Two articles I ran across yesterday both concerned seed banks – something I’d never really given much thought to until reading Paolo Bacigalupi’s award-winning science fiction novel, The Windup Girl, earlier this year…
[The Pavlovsk research station] holds the world’s largest fruit collections and was protected by 12 Russian scientists during the second world war who chose to starve to death rather than eat the unique collection of seeds and plants which they were guarding during the 900-day siege of Leningrad.
More than 90% of the plants are found in no other research collection or seed bank. Its seeds and berries are thought to posess traits that could be crucial to maintaining productive fruit harvests in many parts of the world as climate change and a rising tide of disease, pests and drought weaken the varieties farmers now grow.

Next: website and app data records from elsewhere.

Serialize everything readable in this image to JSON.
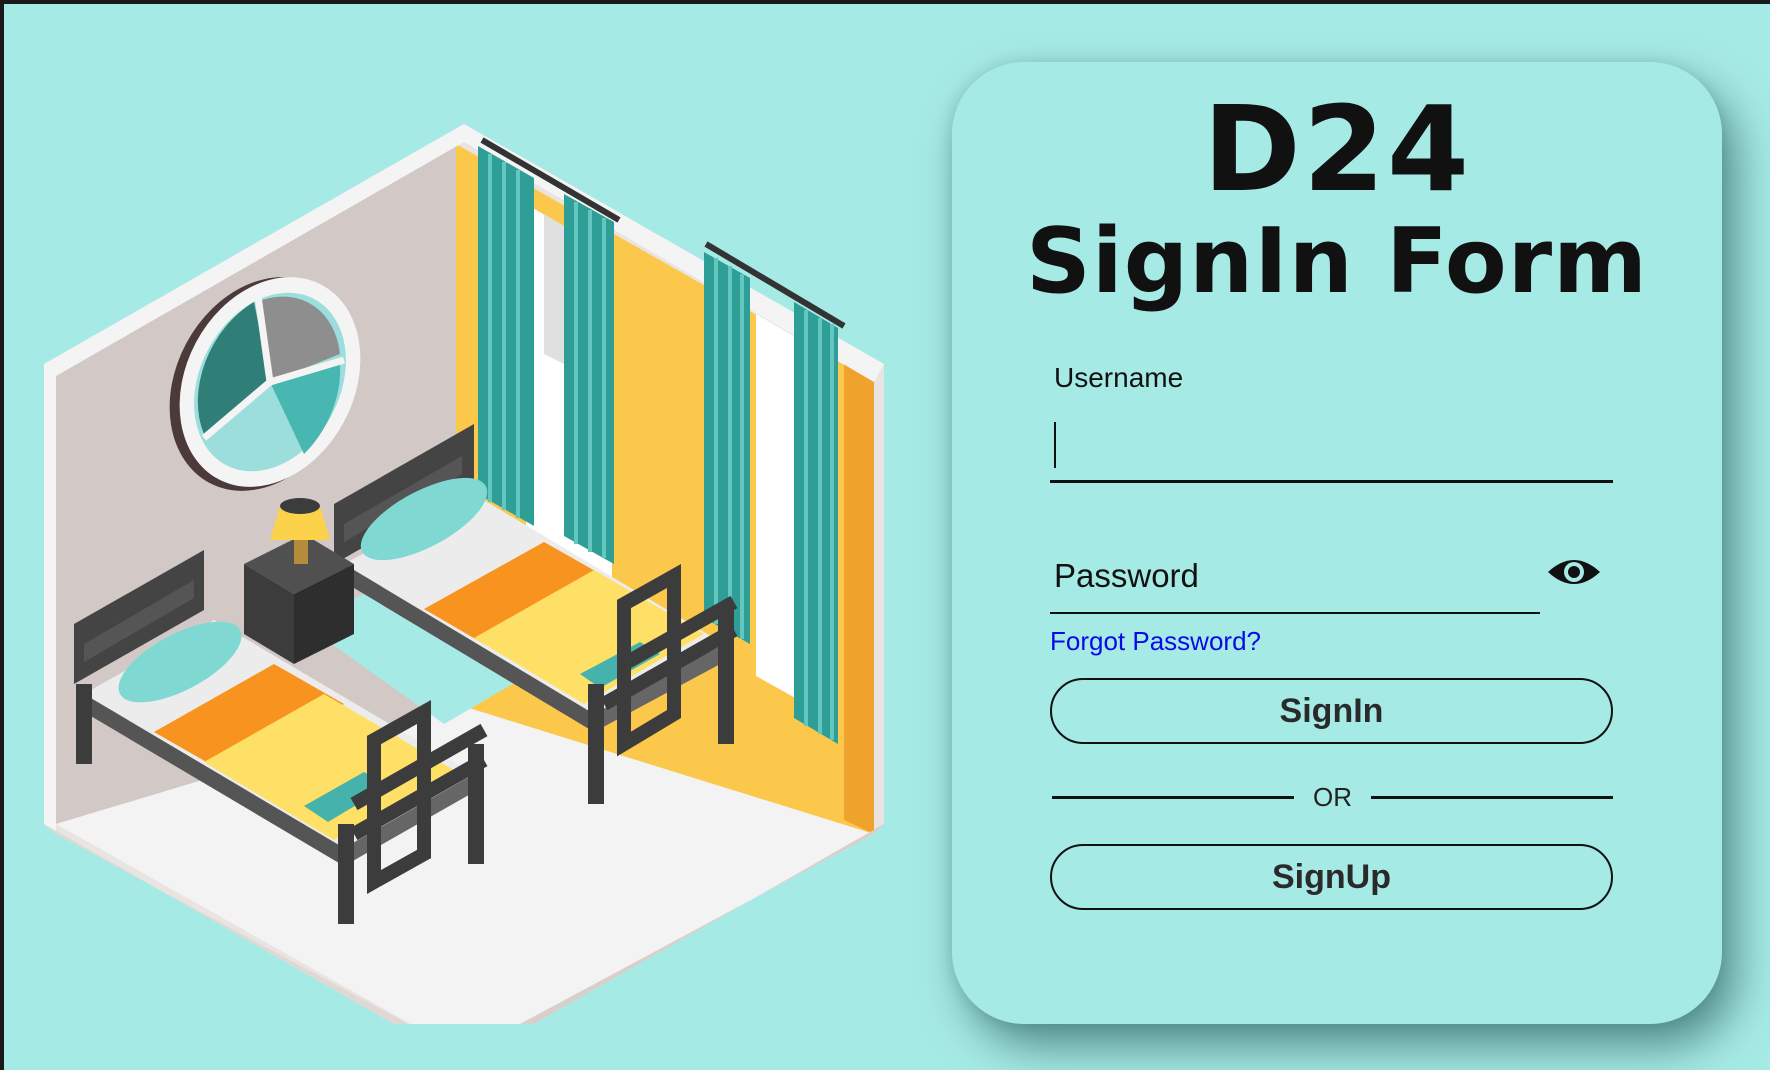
{
  "brand": "D24",
  "form_title": "SignIn Form",
  "username": {
    "label": "Username",
    "value": ""
  },
  "password": {
    "placeholder": "Password",
    "value": "",
    "toggle_icon": "eye-icon"
  },
  "forgot_password_link": "Forgot Password?",
  "signin_button": "SignIn",
  "divider_text": "OR",
  "signup_button": "SignUp",
  "colors": {
    "background": "#a6eae6",
    "link": "#0a0ae6",
    "text": "#111111"
  }
}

At stake, say campaigners for the station, are more than 5,000 varieties of seeds and berries from dozens of countries, including more than 100 varieties each of gooseberries and raspberries.

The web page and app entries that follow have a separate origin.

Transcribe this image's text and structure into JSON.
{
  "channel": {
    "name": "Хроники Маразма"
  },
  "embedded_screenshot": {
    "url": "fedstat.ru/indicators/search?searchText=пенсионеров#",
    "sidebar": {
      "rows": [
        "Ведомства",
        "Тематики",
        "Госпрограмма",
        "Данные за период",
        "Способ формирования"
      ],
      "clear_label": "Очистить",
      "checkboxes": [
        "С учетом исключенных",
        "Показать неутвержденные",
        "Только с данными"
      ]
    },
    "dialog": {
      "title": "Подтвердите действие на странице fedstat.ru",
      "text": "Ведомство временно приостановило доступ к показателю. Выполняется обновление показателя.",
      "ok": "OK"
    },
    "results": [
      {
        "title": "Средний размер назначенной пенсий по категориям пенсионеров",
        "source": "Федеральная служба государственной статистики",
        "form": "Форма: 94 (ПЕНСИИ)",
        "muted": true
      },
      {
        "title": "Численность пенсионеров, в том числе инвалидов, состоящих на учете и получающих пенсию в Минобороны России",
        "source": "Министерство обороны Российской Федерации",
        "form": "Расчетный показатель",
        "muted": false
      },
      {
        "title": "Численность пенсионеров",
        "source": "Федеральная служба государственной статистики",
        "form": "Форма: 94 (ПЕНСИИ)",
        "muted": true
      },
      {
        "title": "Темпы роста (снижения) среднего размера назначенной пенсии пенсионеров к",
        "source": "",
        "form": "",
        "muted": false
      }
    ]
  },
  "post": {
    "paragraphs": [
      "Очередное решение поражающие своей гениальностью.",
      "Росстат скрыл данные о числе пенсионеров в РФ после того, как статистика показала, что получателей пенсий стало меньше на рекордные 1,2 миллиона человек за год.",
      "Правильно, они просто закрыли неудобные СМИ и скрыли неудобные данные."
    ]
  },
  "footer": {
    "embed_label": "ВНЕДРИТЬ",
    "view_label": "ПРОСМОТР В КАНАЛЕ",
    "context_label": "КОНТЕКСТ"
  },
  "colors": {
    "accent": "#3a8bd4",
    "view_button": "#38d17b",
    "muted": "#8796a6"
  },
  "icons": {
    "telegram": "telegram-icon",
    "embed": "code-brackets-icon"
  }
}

Trekking into the wild unknown and scaling sheer cliff faces is probably not in the typical botanist’s job description.
Then again, Cai Jie is not your typical botanist.

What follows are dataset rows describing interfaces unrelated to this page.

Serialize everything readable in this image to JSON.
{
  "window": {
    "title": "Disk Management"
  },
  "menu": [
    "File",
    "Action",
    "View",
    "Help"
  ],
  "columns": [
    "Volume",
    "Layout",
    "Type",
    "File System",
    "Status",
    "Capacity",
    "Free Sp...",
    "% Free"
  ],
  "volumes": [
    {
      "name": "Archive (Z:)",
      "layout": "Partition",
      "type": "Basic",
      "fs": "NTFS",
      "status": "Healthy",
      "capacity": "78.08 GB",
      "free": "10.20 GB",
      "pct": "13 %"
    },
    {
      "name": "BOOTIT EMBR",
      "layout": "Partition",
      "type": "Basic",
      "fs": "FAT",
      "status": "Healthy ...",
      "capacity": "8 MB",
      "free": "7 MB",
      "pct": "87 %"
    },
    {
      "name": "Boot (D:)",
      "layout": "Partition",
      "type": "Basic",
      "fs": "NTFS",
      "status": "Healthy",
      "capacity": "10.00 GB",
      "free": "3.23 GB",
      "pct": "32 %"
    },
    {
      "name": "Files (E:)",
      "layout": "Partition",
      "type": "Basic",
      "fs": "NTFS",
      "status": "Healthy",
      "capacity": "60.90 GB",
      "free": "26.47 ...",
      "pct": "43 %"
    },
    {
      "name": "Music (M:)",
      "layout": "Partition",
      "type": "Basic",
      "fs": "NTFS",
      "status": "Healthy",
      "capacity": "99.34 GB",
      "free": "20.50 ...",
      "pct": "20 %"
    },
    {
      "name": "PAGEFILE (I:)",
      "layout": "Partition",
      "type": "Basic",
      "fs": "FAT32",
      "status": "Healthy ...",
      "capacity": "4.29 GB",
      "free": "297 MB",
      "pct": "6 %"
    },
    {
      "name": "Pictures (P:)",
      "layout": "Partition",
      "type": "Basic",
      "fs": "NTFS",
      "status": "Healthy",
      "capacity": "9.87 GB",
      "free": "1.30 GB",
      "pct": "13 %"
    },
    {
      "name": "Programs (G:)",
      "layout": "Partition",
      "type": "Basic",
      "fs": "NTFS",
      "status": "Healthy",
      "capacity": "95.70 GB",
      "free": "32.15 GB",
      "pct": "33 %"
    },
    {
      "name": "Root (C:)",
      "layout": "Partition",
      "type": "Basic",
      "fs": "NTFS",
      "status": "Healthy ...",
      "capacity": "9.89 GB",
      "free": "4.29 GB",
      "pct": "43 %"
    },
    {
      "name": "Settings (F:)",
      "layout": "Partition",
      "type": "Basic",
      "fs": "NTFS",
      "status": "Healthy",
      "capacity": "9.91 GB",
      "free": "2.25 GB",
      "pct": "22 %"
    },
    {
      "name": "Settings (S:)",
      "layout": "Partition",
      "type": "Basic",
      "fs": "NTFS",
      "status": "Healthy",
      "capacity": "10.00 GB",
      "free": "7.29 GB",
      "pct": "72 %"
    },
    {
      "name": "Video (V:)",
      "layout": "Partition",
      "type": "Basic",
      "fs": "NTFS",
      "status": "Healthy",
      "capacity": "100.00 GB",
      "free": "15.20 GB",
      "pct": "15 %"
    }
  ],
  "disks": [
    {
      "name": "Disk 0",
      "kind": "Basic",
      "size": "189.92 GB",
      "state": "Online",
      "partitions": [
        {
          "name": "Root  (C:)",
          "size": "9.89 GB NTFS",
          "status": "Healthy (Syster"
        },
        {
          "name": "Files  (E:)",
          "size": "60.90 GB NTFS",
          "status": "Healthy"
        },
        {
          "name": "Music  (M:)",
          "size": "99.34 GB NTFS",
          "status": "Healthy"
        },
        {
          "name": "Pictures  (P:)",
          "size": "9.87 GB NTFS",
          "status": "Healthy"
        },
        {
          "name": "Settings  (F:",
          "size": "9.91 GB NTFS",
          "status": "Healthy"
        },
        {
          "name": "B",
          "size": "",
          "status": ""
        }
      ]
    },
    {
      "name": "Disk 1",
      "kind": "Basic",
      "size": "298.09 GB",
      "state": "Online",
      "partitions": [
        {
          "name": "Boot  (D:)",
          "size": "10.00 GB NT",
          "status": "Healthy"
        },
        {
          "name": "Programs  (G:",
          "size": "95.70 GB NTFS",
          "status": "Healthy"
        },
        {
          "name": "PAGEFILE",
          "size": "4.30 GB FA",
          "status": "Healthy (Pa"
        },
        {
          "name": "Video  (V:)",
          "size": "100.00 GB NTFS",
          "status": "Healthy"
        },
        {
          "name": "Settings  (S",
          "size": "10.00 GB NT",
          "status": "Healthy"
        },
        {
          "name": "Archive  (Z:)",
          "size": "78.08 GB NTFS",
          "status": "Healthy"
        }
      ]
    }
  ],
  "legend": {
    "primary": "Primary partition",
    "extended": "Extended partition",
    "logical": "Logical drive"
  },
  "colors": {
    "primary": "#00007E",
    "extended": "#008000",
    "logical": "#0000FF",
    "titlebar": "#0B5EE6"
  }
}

As collection coordinator for China’s first national seed bank for wild plants, the 31-year-old spends much of his time searching for endangered plants in some of Southwest China’s most challenging terrain.